I'm trying to write an interface that abstracts another interface somewhat.
The bottom interface is somewhat inconsistent about it requires, sometimes id's, and sometimes names. I'm trying to hide details like these.
I want to create a list-like object that will allow you to add names to it, but internally store id's associated with those names.
Preferably, I'd like to use something like descriptors for class attributes, except that they work on list items instead. That is, a function (like
__get__) is called for everything added to the list to convert it to the id's I want to store internally, and another function (like
__set__) to return objects (that provide convenience methods) instead of the actual id's when trying to retrieve items from the list.
So that I can do something like this:
def get_thing_id_from_name(name): # assume that this is more complicated return other_api.get_id_from_name_or_whatever(name) class Thing(object) def __init__(self, thing_id): self.id = thing_id self.name = other_api.get_name_somehow(id) def __eq__(self, other): if isinstance(other, basestring): return self.name == other if isinstance(other, Thing): return self.thing_id == other.thing_id return NotImplemented tl = ThingList() tl.append('thing_one') tl.append('thing_two') tl = 'thing_three' print tl.id print tl == 'thing_one' print tl == Thing(3)

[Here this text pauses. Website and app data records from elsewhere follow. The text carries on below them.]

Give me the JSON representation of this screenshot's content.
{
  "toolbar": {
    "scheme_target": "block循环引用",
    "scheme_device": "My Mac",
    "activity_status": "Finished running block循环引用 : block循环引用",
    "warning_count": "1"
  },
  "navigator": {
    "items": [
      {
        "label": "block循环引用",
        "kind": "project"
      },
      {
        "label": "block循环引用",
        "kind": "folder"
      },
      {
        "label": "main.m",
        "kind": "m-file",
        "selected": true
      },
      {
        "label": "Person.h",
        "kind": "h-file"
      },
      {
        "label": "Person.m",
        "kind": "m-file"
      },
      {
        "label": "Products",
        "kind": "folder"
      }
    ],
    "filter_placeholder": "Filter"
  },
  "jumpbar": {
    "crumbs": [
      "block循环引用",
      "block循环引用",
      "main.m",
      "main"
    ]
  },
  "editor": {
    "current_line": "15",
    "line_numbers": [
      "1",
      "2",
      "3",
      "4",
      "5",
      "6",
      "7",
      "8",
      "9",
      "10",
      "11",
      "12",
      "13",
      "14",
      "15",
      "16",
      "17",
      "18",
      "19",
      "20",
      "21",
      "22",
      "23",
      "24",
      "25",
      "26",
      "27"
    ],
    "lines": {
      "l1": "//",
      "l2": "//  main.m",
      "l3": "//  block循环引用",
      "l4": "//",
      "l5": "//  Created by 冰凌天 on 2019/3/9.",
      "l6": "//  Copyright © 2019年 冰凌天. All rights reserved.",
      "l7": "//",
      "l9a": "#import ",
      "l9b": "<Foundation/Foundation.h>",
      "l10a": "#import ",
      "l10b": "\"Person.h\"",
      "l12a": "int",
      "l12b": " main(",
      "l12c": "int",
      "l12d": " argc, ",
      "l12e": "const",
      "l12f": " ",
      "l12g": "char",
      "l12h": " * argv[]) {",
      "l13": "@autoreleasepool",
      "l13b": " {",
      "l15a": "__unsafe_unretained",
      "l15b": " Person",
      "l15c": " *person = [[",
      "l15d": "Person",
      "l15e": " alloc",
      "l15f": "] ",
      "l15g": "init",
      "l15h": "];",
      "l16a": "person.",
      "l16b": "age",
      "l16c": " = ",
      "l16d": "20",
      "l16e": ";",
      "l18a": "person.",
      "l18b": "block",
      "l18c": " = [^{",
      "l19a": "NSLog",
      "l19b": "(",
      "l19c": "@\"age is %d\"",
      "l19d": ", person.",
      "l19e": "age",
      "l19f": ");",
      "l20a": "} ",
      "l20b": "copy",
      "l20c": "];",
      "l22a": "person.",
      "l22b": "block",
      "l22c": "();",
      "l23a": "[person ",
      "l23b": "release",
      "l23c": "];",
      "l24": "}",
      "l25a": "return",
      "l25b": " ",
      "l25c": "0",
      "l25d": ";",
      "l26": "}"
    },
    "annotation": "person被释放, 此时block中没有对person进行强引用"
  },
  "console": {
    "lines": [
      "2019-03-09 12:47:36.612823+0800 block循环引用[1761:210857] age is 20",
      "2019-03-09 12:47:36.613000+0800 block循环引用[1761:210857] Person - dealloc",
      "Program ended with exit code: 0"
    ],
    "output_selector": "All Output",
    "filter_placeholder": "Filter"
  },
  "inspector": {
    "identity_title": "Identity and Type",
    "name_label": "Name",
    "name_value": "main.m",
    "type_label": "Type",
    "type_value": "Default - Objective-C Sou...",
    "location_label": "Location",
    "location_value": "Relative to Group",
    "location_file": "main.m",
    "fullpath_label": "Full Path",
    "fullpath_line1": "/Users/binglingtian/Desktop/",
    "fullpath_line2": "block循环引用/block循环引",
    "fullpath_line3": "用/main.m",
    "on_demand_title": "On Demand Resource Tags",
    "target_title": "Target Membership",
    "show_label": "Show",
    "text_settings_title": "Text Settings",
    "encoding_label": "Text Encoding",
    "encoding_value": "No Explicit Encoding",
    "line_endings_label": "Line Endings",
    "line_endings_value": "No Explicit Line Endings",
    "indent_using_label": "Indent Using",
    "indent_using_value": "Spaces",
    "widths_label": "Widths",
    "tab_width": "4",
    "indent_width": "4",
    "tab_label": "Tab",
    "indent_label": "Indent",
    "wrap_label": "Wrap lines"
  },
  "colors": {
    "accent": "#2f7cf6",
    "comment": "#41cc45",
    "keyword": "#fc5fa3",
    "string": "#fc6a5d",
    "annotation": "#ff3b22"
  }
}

The documentation recommends defining 17 methods (not including a constructor) for an object that acts like a mutable sequence. I don't think subclassing
list is going to help me out at all. It feels like I ought to be able to achieve this just defining a getter and setter somewhere.
UserList is apparently depreciated (although is in python3? I'm using 2.7 though).
Is there a way to achieve this, or something similar, without having to redefine so much functionality?